But possibly even more momentous was a more recent discovery: that the infamous Gale Crater not only housed a Martian lake, but underwent cycles of wet and dry periods over tens of millions of years.
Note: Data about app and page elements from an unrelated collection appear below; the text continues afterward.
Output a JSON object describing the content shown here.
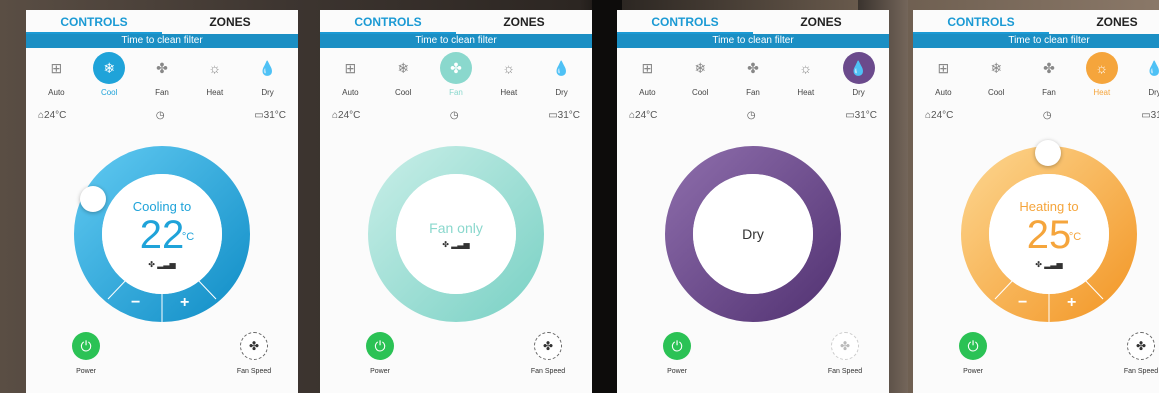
{
  "colors": {
    "cool": "#1fa3d9",
    "fan": "#8ad8cd",
    "dry": "#6b4a8c",
    "heat": "#f5a53c",
    "power": "#2bc255",
    "accent": "#1b9ad4"
  },
  "tabs": {
    "controls": "CONTROLS",
    "zones": "ZONES"
  },
  "filter_message": "Time to clean filter",
  "modes": [
    {
      "label": "Auto",
      "icon": "auto-icon"
    },
    {
      "label": "Cool",
      "icon": "snowflake-icon"
    },
    {
      "label": "Fan",
      "icon": "fan-icon"
    },
    {
      "label": "Heat",
      "icon": "sun-icon"
    },
    {
      "label": "Dry",
      "icon": "drop-icon"
    }
  ],
  "status": {
    "indoor": "24°C",
    "timer_icon": "timer-icon",
    "outdoor": "31°C"
  },
  "screens": [
    {
      "active_mode": "Cool",
      "title": "Cooling to",
      "temp": "22",
      "unit": "°C",
      "fan_text": "",
      "minus": "−",
      "plus": "+"
    },
    {
      "active_mode": "Fan",
      "title": "Fan only",
      "temp": "",
      "unit": "",
      "fan_text": ""
    },
    {
      "active_mode": "Dry",
      "title": "Dry",
      "temp": "",
      "unit": "",
      "fan_text": ""
    },
    {
      "active_mode": "Heat",
      "title": "Heating to",
      "temp": "25",
      "unit": "°C",
      "fan_text": "",
      "minus": "−",
      "plus": "+"
    }
  ],
  "bottom": {
    "power": "Power",
    "fan_speed": "Fan Speed"
  }
}
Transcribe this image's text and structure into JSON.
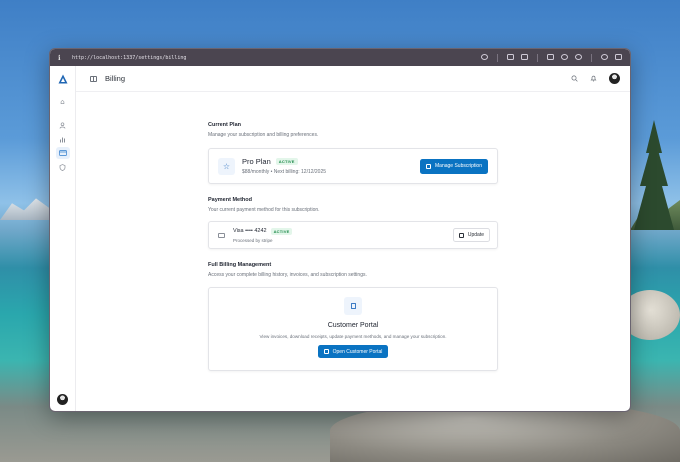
{
  "browser": {
    "url": "http://localhost:1337/settings/billing"
  },
  "header": {
    "title": "Billing"
  },
  "sidebar": {
    "items": [
      {
        "name": "home",
        "icon": "home-icon",
        "active": false
      },
      {
        "name": "users",
        "icon": "user-icon",
        "active": false
      },
      {
        "name": "analytics",
        "icon": "bar-chart-icon",
        "active": false
      },
      {
        "name": "billing",
        "icon": "credit-card-icon",
        "active": true
      },
      {
        "name": "security",
        "icon": "shield-icon",
        "active": false
      }
    ]
  },
  "current_plan": {
    "title": "Current Plan",
    "subtitle": "Manage your subscription and billing preferences.",
    "plan_name": "Pro Plan",
    "status": "ACTIVE",
    "details": "$88/monthly • Next billing: 12/12/2025",
    "button": "Manage Subscription"
  },
  "payment_method": {
    "title": "Payment Method",
    "subtitle": "Your current payment method for this subscription.",
    "card": "Visa •••• 4242",
    "status": "ACTIVE",
    "processor": "Processed by stripe",
    "button": "Update"
  },
  "billing_management": {
    "title": "Full Billing Management",
    "subtitle": "Access your complete billing history, invoices, and subscription settings.",
    "portal_title": "Customer Portal",
    "portal_description": "View invoices, download receipts, update payment methods, and manage your subscription.",
    "button": "Open Customer Portal"
  },
  "colors": {
    "accent": "#0a73c2",
    "active_badge": "#1d8a4a"
  }
}
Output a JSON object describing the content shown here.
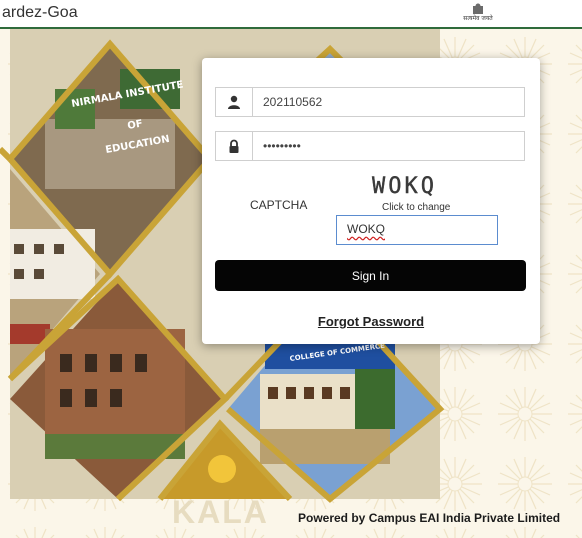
{
  "header": {
    "title": "ardez-Goa",
    "emblem_caption": "सत्यमेव जयते"
  },
  "login": {
    "username_value": "202110562",
    "password_value": "•••••••••",
    "captcha_label": "CAPTCHA",
    "captcha_text": "WOKQ",
    "captcha_change": "Click to change",
    "captcha_input_value": "WOKQ",
    "signin_label": "Sign In",
    "forgot_label": "Forgot Password"
  },
  "background": {
    "building_sign_1": "NIRMALA INSTITUTE OF EDUCATION",
    "building_sign_1_lines": [
      "NIRMALA INSTITUTE",
      "OF",
      "EDUCATION"
    ],
    "building_sign_2": "COLLEGE OF COMMERCE",
    "kala_text": "KALA"
  },
  "footer": {
    "powered_by": "Powered by Campus EAI India Private Limited"
  },
  "colors": {
    "header_rule": "#2f6b3b",
    "signin_bg": "#050505",
    "captcha_border": "#5b8ccf",
    "collage_gold": "#c9a437"
  },
  "icons": {
    "username": "user-icon",
    "password": "lock-icon"
  }
}
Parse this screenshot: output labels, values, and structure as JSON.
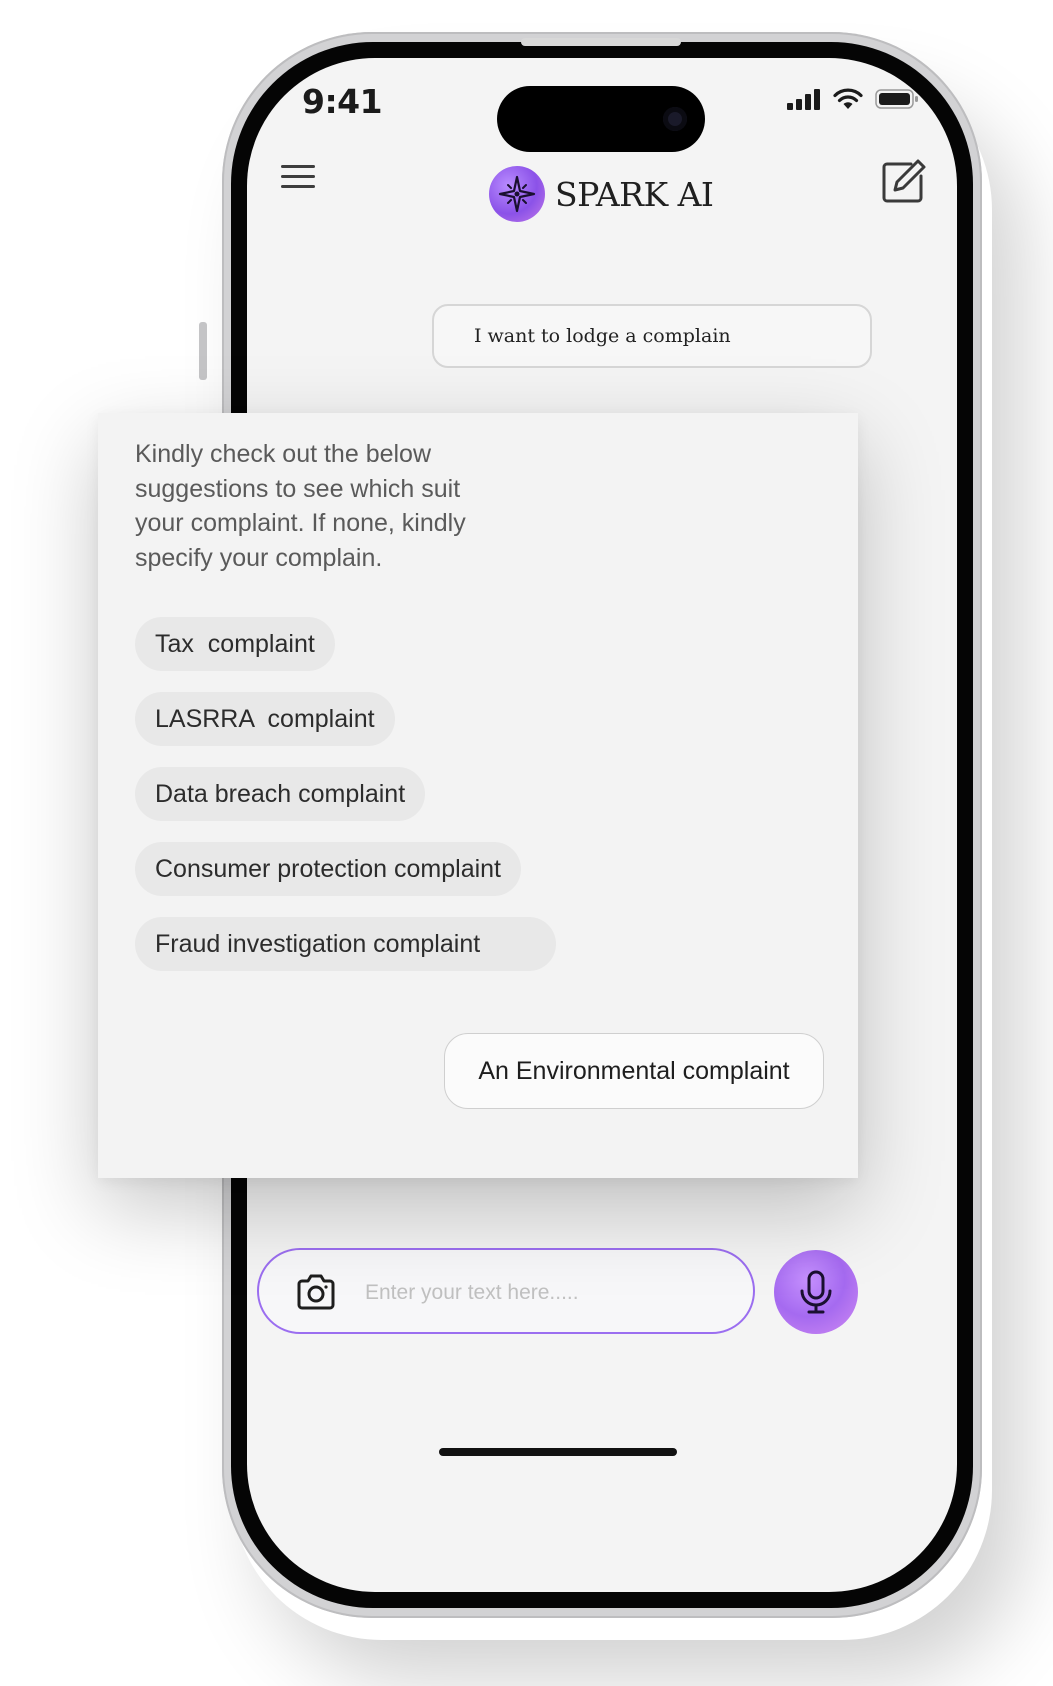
{
  "status_bar": {
    "time": "9:41",
    "icons": [
      "signal-icon",
      "wifi-icon",
      "battery-icon"
    ]
  },
  "header": {
    "brand_name": "SPARK AI",
    "icons": [
      "menu-icon",
      "spark-logo-icon",
      "edit-icon"
    ]
  },
  "chat": {
    "user_message": "I want to lodge a complain",
    "bot_message": "Kindly check out the below suggestions to see which suit your complaint. If none, kindly specify your complain.",
    "suggestions": [
      "Tax  complaint",
      "LASRRA  complaint",
      "Data breach complaint",
      "Consumer protection complaint",
      "Fraud investigation complaint"
    ],
    "user_reply": "An Environmental complaint"
  },
  "composer": {
    "placeholder": "Enter your text here.....",
    "icons": [
      "camera-icon",
      "microphone-icon"
    ]
  },
  "colors": {
    "accent": "#9b6ef0",
    "screen_bg": "#f4f4f4",
    "chip_bg": "#e8e8e8"
  }
}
This sustained filling and drying of the lake made it more likely that microbial life had a chance to emerge.

Opening quote
"The size of the lake in Gale Crater and the length of time and series that water was showing up implies that there may have been sufficient time for life to get going and thrive," said NASA's Mars Exploration Program scientist Michael Meyer.
Closing quote
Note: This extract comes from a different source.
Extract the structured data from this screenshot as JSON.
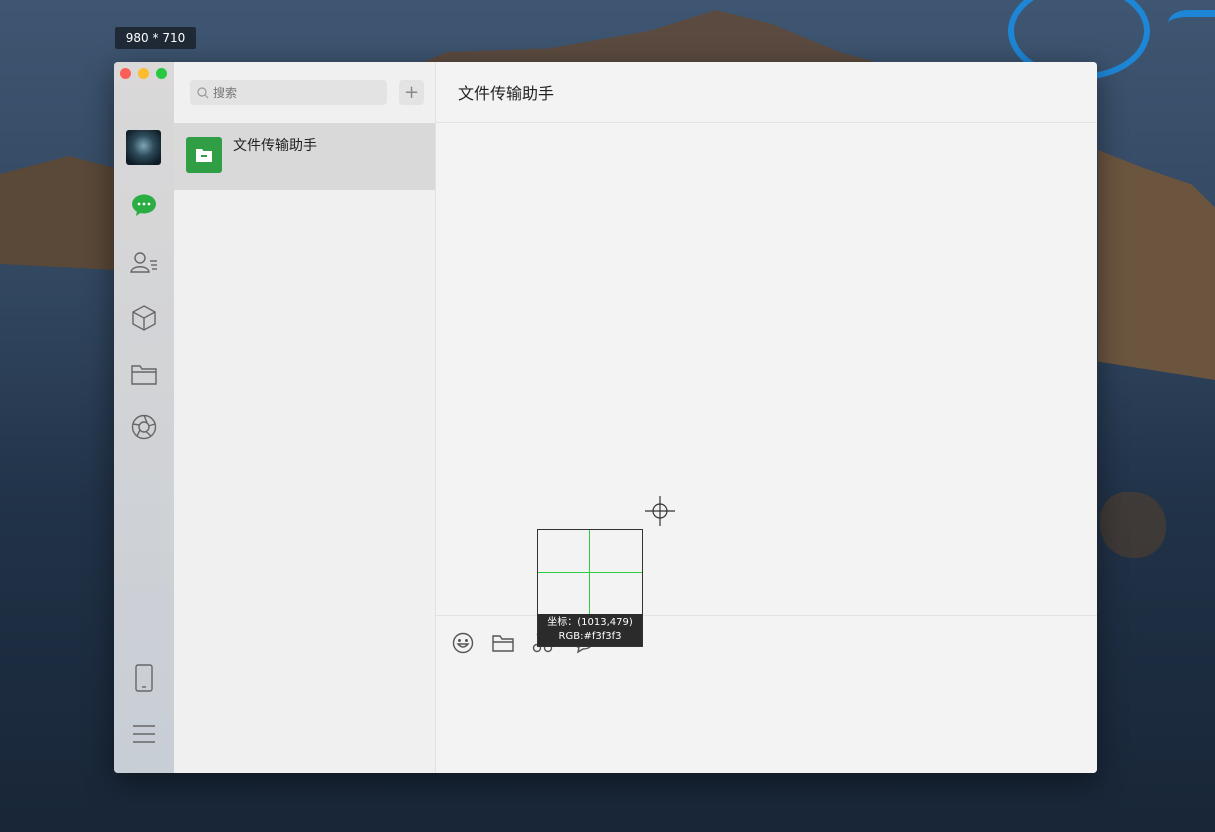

Key elements for life


In the John Klein rock, Curiosity discovered key elements for life in the chemical composition of Mars from billions of years ago, including sulfur, nitrogen, hydrogen, oxygen, phosphorus and carbon, as well as clay minerals that indicated a former body of water that was neutral in pH. 

"We have found a habitable environment that is so benign and supportive of life that probably - if this water was around and you had been on the planet, you would have been able to drink it," said Curiosity chief scientist John Grotzinger.

Then, last year, Curiosity found solid nitrogen that is currently extant on Mars, paving the way for discovering extraterrestrial organisms. 

Opening quote
"This discovery is a new step in assessing whether Mars is and/or was habitable, since nitrogen is a basic requirement for life as we know it," said Javier Martín-Torres.
Closing quote


Microbial life once existed on Mars


Curiosity's Biggest Moments from Three Years on Mars

In January 2015, Curiosity took photos of Mars's surface that depicted not only dry lakebeds, but sedimentary structures that are similar to those built by microbes on Earth. Scientists believe that this is evidence of the emergence of microbial species on Mars that are now extinct. 

First signs of life on Mars


Curiosity discovered the first-ever evidence that there may be life on Mars when it detected spikes of methane gas, which is a key indicator of bacterial presence. 


Soon afterwards, Curiosity found fatty acids on Mars. As fatty acids are one of the building blocks of organic molecules, this provided further evidence that there may be some kind of organism currently living on Mars. 

Water on Mars


This might have been Curiosity's biggest discovery in its four years on the Red Planet: there is currently liquid water on Mars. The rover found the first evidence of water, in the form of salts called perchlorates, which lower the freezing point of water and make it possible for water to survive Mars' chilly temperatures. Then, the presence of water was confirmed by data from the Mars Reconnaissance Orbiter. 

Fun fact: NASA made the historic announcement at the end of September last year, timed perfectly with the release of Ridley Scott's The Martian, although Scott confirmed that they made the discovery months before, and even asked him to work it into the movie



Curiosity discovers Martians


Pareidolia, the effect that allows for constellations, funny cloud shapes, and Rorschach tests, is defined as "a psychological phenomenon involving a stimulus (an image or a sound) wherein the mind perceives a familiar pattern where none actually exists." Most entertainingly of all, this phenomenon has led to the discovery of many a Martian in Curiosity photos, including the "Mars rat":

Curiosity's Biggest Moments from Three Years on Mars

A baby Martian skeleton:

Curiosity's Biggest Moments from Three Years on Mars

And don't forget this photo of a "little green man" lying on a rock:

Curiosity's Biggest Moments from Three Years on Mars

And in case you have trouble seeing it, here's an "enhanced" photo:

Curiosity's Biggest Moments from Three Years on Mars

Happy birthday, Curiosity!

Science
NASA
Space
Mars